By Rachel Lerman
The Seattle Times
WWR Article Summary (tl;dr) Several tech companies who have had some success in changing the gender balance of their workforces say the “not-so-secret” secret to change is to treat diversity challenges much the same way as tech challenges: Test solutions, kill those that don’t work and implement those that do as companywide processes and systems.
Bridget Frey was the only woman on Redfin’s engineering team in Seattle when she joined the online real-estate company more than six years ago. She wasn’t surprised, having worked in the male-dominated tech field for much of her career.
But Frey was determined it would be a short-lived imbalance.
One of the reasons the tech field is so heavily male is that people tend to hire job candidates who remind them of themselves, feeling immediately most comfortable working with similar people, studies find. So Frey made it a mission to participate in many of Redfin’s interviews with potential hires, and she called several female candidates herself to recruit them to the company, reasoning that more women were likely to accept job offers if they knew they wouldn’t be the solitary woman on the team.
Her attempts, together with multiple tactics the company has employed, are starting to work. Women now make up 31.7 percent of the company’s technical workforce, up from 12.5 percent when Frey joined in 2011. In Redfin’s upper ranks, the number is even higher: Women hold 46 percent of positions at the manager level and above.
“Now I walk around, and it’s rare that I’m the only woman in a meeting,” she said in the company’s downtown Seattle headquarters.
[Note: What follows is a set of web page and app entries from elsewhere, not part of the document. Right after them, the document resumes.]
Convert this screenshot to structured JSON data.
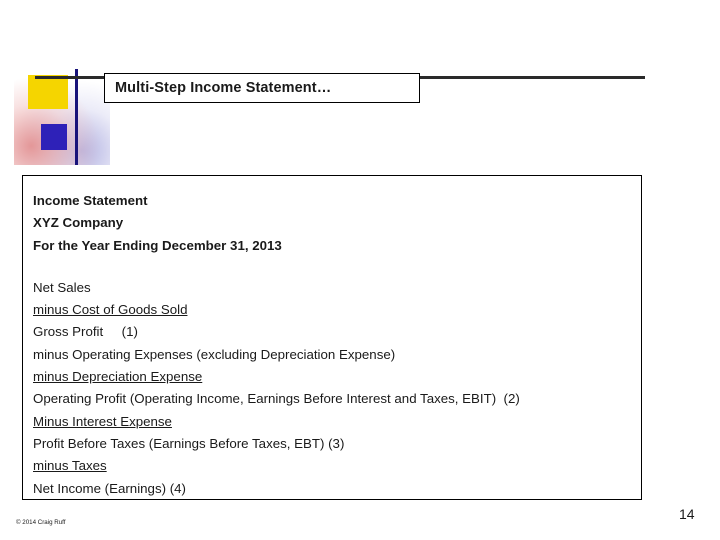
{
  "slide": {
    "title": "Multi-Step Income Statement…",
    "page_number": "14",
    "copyright": "© 2014 Craig Ruff"
  },
  "content": {
    "header_lines": [
      "Income Statement",
      "XYZ Company",
      "For the Year Ending December 31, 2013"
    ],
    "body_lines": [
      {
        "text": "Net Sales",
        "underline": false
      },
      {
        "text": "minus Cost of Goods Sold",
        "underline": true
      },
      {
        "text": "Gross Profit     (1)",
        "underline": false
      },
      {
        "text": "minus Operating Expenses (excluding Depreciation Expense)",
        "underline": false
      },
      {
        "text": "minus Depreciation Expense",
        "underline": true
      },
      {
        "text": "Operating Profit (Operating Income, Earnings Before Interest and Taxes, EBIT)  (2)",
        "underline": false
      },
      {
        "text": "Minus Interest Expense",
        "underline": true
      },
      {
        "text": "Profit Before Taxes (Earnings Before Taxes, EBT) (3)",
        "underline": false
      },
      {
        "text": "minus Taxes",
        "underline": true
      },
      {
        "text": "Net Income (Earnings) (4)",
        "underline": false
      }
    ]
  }
}
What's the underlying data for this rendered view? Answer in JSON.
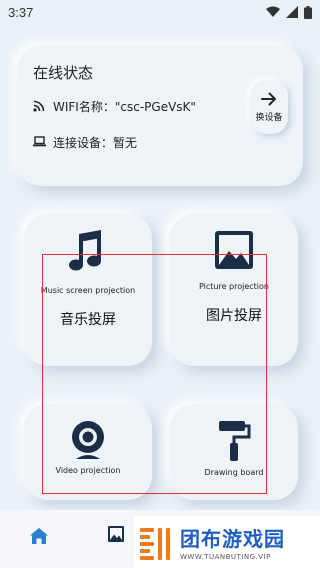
{
  "status_bar": {
    "time": "3:37"
  },
  "online_status": {
    "title": "在线状态",
    "wifi_label": "WIFI名称：",
    "wifi_value": "\"csc-PGeVsK\"",
    "device_label": "连接设备：",
    "device_value": "暂无",
    "switch_device": "换设备"
  },
  "tiles": {
    "music": {
      "en": "Music screen projection",
      "zh": "音乐投屏"
    },
    "picture": {
      "en": "Picture projection",
      "zh": "图片投屏"
    },
    "video": {
      "en": "Video projection"
    },
    "drawing": {
      "en": "Drawing board"
    }
  },
  "watermark": {
    "title": "团布游戏园",
    "subtitle": "WWW.TUANBUTING.VIP"
  },
  "colors": {
    "background": "#e9f0f6",
    "accent": "#2f7fd0",
    "highlight": "#e03030",
    "brand_orange": "#f07a1a",
    "brand_blue": "#1f5fbf"
  }
}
Tech companies are notorious for the dearth of female employees in their ranks and for the treatment of those women, something that has been put in the spotlight in recent months with the gender-discrimination lawsuits against Microsoft, Google, Twitter, and Oracle.